YOUR GOAL »
Print the whole listing, unchanged.

RECORDS PROVIDED »
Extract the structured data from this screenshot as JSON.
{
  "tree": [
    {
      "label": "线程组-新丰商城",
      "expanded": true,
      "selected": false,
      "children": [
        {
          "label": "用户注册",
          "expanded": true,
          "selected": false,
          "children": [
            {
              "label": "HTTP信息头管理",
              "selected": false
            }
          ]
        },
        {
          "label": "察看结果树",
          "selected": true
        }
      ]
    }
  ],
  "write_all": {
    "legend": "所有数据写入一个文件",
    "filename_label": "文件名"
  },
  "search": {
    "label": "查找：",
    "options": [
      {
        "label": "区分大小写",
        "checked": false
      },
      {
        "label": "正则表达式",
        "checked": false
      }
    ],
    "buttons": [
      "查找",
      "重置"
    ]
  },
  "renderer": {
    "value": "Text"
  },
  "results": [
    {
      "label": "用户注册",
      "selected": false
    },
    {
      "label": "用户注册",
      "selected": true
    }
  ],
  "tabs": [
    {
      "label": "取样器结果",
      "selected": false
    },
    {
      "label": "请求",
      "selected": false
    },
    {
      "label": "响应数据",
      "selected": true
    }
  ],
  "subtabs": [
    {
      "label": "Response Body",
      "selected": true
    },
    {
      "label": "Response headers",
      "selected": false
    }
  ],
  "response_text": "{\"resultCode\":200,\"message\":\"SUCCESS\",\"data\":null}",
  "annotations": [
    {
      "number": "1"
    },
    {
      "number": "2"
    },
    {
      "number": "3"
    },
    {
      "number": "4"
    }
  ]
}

EXERCISE OUTPUT »
Extract the structured data from this screenshot as JSON.
{
  "tree": [
    {
      "label": "线程组-新丰商城",
      "expanded": true,
      "selected": false,
      "children": [
        {
          "label": "用户注册",
          "expanded": true,
          "selected": false,
          "children": [
            {
              "label": "HTTP信息头管理",
              "selected": false
            }
          ]
        },
        {
          "label": "察看结果树",
          "selected": true
        }
      ]
    }
  ],
  "write_all": {
    "legend": "所有数据写入一个文件",
    "filename_label": "文件名"
  },
  "search": {
    "label": "查找：",
    "options": [
      {
        "label": "区分大小写",
        "checked": false
      },
      {
        "label": "正则表达式",
        "checked": false
      }
    ],
    "buttons": [
      "查找",
      "重置"
    ]
  },
  "renderer": {
    "value": "Text"
  },
  "results": [
    {
      "label": "用户注册",
      "selected": false
    },
    {
      "label": "用户注册",
      "selected": true
    }
  ],
  "tabs": [
    {
      "label": "取样器结果",
      "selected": false
    },
    {
      "label": "请求",
      "selected": false
    },
    {
      "label": "响应数据",
      "selected": true
    }
  ],
  "subtabs": [
    {
      "label": "Response Body",
      "selected": true
    },
    {
      "label": "Response headers",
      "selected": false
    }
  ],
  "response_text": "{\"resultCode\":200,\"message\":\"SUCCESS\",\"data\":null}",
  "annotations": [
    {
      "number": "1"
    },
    {
      "number": "2"
    },
    {
      "number": "3"
    },
    {
      "number": "4"
    }
  ]
}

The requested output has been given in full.